However banal it may sound, Stockholm is the museum capital of Europe. You can’t come to Stockholm and not visit some museum.
The coolest museum in Stockholm is, of course, the Vasa Museum. Yes, it’s the one with the ship.
I haven’t seen anything more impressive in life yet. You can even go on deck and into the cabins of the ship.
The Swedish Army Museum is much less known. However, it is incredibly cool and free of charge.
The exhibition in the museum is roughly as follows. For half an hour, the visitor walks through gloomy halls, a battlefield arena. There is hardly any light, everything is dim. The sound accompaniment includes howling wind and crackling of fires. The characters are remnants of the Swedish army, homeless residents, emaciated dogs, and decomposing corpses.
When you’re about to start howling from this hopeless gloominess, it suddenly ends, and you find yourself in a brightly lit royal chamber. There, under the crackling fireplace, with a glass of wine and a smoking pipe, sits some disheveled man in ceremonial attire, examining the blueprint of a new palace.
And here you realize why they took you on that half-hour tour of war: to contrast and show what the ruling powers were occupied with while the people were dying in stacks during the war.
A mind-blowing experience is guaranteed.

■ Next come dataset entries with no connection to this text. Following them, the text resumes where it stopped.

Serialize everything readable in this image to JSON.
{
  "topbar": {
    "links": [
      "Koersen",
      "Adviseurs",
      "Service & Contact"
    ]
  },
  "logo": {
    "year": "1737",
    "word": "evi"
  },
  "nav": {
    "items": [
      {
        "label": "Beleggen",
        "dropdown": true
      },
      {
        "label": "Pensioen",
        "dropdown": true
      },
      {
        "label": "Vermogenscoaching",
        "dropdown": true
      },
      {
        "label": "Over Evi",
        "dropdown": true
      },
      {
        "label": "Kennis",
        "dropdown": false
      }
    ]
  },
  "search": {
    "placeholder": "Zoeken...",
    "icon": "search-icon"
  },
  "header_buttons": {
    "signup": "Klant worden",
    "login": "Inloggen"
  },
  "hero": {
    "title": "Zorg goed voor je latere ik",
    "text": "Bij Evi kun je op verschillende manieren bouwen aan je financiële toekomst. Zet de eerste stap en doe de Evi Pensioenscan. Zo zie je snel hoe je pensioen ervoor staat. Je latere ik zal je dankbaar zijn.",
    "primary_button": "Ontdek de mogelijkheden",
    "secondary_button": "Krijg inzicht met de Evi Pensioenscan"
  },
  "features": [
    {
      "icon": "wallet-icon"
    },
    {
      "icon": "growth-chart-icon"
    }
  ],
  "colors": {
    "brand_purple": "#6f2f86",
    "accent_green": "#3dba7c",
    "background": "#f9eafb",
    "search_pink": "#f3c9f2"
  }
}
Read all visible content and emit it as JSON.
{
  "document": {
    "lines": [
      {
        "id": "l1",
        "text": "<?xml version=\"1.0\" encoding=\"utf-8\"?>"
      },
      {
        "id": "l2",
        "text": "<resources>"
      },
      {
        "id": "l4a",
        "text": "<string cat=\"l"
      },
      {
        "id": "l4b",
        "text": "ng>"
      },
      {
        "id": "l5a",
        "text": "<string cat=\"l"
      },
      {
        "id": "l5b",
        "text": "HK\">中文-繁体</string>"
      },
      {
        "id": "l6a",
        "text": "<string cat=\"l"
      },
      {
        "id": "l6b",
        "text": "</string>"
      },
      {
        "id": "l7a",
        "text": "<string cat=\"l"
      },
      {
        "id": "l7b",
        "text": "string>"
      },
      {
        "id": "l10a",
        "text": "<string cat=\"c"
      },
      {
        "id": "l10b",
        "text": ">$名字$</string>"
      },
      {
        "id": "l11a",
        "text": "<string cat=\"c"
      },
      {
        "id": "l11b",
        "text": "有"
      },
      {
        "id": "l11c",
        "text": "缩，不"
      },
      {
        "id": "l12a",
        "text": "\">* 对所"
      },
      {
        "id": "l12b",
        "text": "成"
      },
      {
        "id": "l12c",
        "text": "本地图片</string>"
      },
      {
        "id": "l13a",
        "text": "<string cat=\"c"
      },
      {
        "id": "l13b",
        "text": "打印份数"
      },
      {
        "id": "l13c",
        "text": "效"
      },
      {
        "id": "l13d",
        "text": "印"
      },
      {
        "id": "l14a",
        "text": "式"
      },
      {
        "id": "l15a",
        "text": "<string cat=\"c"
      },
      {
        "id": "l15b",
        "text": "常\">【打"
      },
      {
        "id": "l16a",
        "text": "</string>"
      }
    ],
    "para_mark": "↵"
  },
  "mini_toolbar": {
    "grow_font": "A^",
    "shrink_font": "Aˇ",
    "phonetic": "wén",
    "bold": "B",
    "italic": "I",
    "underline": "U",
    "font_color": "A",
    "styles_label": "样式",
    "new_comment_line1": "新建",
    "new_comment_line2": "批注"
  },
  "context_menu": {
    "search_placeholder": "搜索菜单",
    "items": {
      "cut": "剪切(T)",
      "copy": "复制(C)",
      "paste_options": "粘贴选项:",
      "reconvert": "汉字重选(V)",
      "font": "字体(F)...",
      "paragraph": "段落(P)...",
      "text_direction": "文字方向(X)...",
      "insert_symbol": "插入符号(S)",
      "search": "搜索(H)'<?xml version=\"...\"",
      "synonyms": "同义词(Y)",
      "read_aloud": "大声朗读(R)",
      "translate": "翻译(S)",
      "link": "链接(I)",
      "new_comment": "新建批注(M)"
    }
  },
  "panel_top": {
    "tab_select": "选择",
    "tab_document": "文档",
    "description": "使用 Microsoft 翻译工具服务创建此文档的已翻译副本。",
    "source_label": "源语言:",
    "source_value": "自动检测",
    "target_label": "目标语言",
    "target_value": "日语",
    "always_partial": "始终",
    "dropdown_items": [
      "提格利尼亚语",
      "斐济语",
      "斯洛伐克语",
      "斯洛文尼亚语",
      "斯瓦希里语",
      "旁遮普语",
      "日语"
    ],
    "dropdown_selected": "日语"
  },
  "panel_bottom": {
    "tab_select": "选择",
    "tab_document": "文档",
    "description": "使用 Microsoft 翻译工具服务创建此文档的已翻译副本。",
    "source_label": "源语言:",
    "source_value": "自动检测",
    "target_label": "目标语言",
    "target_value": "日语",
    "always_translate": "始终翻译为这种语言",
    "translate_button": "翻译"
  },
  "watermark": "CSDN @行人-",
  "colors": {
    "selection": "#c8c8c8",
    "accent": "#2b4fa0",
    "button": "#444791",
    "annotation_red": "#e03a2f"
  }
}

The author returned to the war room twice, unable to believe what they had witnessed. After that, it becomes shameful to support any war in any way.
But that’s not all. In the same museum, Russian flags from the time of the Great Northern War are displayed. Swedes say that there are no such flags left in Russia itself, at least not in museums.
It’s worth going to Stockholm again and spending a week visiting museums.
Stockholm is good.
Stockholm is such a luxurious Riga.
Or Riga is such a provincial Stockholm.
Stockholm evokes an interesting feeling. A second-level association kicks in: Stockholm resembles Riga, and Riga was once part of the USSR and is often perceived as a Russian city in many ways. In general, at some point, it starts to seem that Stockholm is also Russian.
It’s not about imperial ambitions, it’s just that the city is very cozy and hospitable. Everyone here feels at home. Moreover, the owners of my hostel were from Russia, and nearby there were rows of typical multi-story buildings that looked similar to Soviet ones.
Of course, the feeling starts to fade away as soon as you enter the courtyard.
And it completely disappears if you step out of the residential areas.
Stockholm is ridiculously clean.
Stockholm is built on a varied terrain, which inherently makes it good. The height differences give it a significant advantage over any other city. Stockholm, for instance, turned out to be something in between Edinburgh and San Francisco. This is the Södermalm district, across the strait from the city center.
Just ordinary residential buildings, nothing special.
Roofs. Behind them, a church is visible in the Old Town.
Stockholm’s Old Town is a tiny piece of island land, squeezed between two straits of the bay and incredibly compact.
The streets of the Old Town are beautiful. Only warm shades in the northern capital.
The main street.
Every alley of old Stockholm is bursting with pubs, cafes, restaurants, cafeterias, various shops, and pastry shops.
Cafe “Bread and Salt.”
Stockholm streets are bathed in sunlight even when there is no sun.
Street sign. It’s hard to decide which one is better — the old one, carved in stone with gilding, or the new one, precisely measured and designed with a “Futura” font.
City Hall. Every year, a banquet takes place here after the Nobel Prize ceremony.
View from the old town to the Södermalm district.
View from Södermalm to the old town. Stockholm successfully combines antiquity and modernity. One of the subway branches emerges to the surface and crosses the strait via a bridge. It’s a beautiful sight: a modern train crossing the river against the backdrop of old spires.
By the way, the metro in Stockholm is one of the topics that is worth dedicating a separate story to.